St. Patrick's Church
Backstory and Context
The brick Second Empire style
building was completed in just seven months beginning in the summer of 1890,
and was dedicated on February 8, 1891. Above the two-story sanctuary are the
school classrooms, with the brick rectory as a stand-alone house in the same
Victorian architectural style. Both buildings are, for the most part,
unaltered, and St. Patrick's is the only church in the Second Empire style in
Nashville. The first-through-eighth-grade school was taught by Sisters of Mercy
of the St. Bernard Convent until it closed in 1954, and St. Patrick's first
pastor was Reverend Timothy Abbott, who served the parish from 1889-1932.
Beginning on the first Monday in May
of 1892, St. Patrick's became the site of an annual burial pilgrimage for the
Irish Travelers. This nomadic ethnic group, which still exists today in America,
Britain, and Ireland, maintains its own dialect, clans, and traditions, and has
intentionally avoided cultural assimilation. During the Great Irish Potato
Famine of the mid-nineteenth century, around 10,000 Irish Travelers from eight
families (or clans) immigrated to the United States, taking up tinsmithing, house
painting, peddling, and particularly horse and mule trading throughout the East
and South, with Nashville as a central hub. During the Civil War, the nomadic
immigrants splintered into three geographically-based groups: the Ohio, Georgia,
and Mississippi Travelers, with a fourth group, the Texas Travelers, forming
later. Six of the families continued to return to Nashville's St. Patrick's
Church every first Monday of May until the 1960s, and during the Great
Depression the Travelers held a yearly carnival in Nashville near today's
Carney Street. St. Patrick's still holds weddings, baptisms, and funerals for
Irish Travelers today, and two of the church's statues were donated by the
Irish Travelers: the Infant of Prague and Our Lady of Perpetual Help.
2. Dennison, Shain. "St. Patrick's Church and Rectory." National Park Service, National Register of Historic Places. November 1983. Accessed May 5, 2017. https://npgallery.nps.gov/GetAsset/555d8bf6-3abb-41c8-8e9c-3afa24b8f482/.

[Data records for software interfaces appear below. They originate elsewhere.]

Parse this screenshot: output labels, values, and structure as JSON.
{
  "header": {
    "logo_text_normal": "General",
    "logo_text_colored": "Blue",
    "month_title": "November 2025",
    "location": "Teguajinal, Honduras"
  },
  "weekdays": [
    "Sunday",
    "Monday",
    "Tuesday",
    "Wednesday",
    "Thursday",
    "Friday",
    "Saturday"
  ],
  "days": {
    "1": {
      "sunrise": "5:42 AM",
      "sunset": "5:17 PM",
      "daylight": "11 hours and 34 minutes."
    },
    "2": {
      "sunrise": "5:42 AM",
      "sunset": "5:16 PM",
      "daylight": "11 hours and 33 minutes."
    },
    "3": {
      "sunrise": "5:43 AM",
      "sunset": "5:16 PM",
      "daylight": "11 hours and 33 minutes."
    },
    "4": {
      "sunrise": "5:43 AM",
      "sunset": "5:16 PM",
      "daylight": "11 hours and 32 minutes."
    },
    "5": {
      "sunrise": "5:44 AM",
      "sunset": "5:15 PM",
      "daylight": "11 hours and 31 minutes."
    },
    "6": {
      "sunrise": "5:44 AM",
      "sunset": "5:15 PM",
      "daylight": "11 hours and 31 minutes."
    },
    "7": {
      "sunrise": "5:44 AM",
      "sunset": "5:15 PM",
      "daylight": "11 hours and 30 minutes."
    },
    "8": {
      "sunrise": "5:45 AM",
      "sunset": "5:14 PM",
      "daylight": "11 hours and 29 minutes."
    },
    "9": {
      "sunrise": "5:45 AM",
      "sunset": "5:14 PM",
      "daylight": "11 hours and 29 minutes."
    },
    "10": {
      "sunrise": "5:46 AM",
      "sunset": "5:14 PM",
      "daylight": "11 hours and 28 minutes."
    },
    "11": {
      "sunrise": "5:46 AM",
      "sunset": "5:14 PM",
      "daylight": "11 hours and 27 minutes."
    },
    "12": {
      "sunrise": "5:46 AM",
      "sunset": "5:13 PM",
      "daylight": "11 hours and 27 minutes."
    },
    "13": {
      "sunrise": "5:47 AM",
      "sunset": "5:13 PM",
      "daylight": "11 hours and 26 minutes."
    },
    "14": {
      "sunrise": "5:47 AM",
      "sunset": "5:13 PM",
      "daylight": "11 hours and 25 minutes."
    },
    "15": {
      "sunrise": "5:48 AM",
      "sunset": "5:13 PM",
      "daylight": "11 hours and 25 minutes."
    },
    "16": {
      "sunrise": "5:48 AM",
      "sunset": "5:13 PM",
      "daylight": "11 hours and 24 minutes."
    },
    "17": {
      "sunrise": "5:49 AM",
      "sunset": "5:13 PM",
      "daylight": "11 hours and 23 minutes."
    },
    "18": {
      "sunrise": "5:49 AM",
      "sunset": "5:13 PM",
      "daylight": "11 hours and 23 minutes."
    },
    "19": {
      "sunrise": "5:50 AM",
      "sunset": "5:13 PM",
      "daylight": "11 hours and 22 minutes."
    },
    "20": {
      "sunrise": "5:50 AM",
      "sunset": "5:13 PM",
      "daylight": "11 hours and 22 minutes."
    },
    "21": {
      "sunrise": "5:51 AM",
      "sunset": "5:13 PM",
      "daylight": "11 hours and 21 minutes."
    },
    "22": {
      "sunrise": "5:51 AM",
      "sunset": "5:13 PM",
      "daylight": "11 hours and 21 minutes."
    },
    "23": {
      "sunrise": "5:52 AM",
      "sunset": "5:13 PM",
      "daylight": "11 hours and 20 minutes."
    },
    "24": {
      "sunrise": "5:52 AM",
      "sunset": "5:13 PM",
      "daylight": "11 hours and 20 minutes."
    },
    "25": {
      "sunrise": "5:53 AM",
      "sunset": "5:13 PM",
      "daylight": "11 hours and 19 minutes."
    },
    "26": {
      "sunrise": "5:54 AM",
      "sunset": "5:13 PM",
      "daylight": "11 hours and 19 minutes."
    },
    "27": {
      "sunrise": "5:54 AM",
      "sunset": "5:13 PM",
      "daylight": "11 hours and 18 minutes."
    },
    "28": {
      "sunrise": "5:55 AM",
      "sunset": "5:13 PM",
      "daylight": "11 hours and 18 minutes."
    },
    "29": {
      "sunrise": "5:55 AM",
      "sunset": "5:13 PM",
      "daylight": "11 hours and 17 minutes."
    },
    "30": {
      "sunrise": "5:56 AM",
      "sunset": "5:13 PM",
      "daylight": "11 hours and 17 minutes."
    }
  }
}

3. Local Lore and Gore. "Carney Street." Accessed May 5, 2017. https://localloreandgore.com/tag/irish-travelers/.
4. St. Patrick's Nashville. Official website. Accessed May
8, 2017. http://www.stpatricksnashville.org.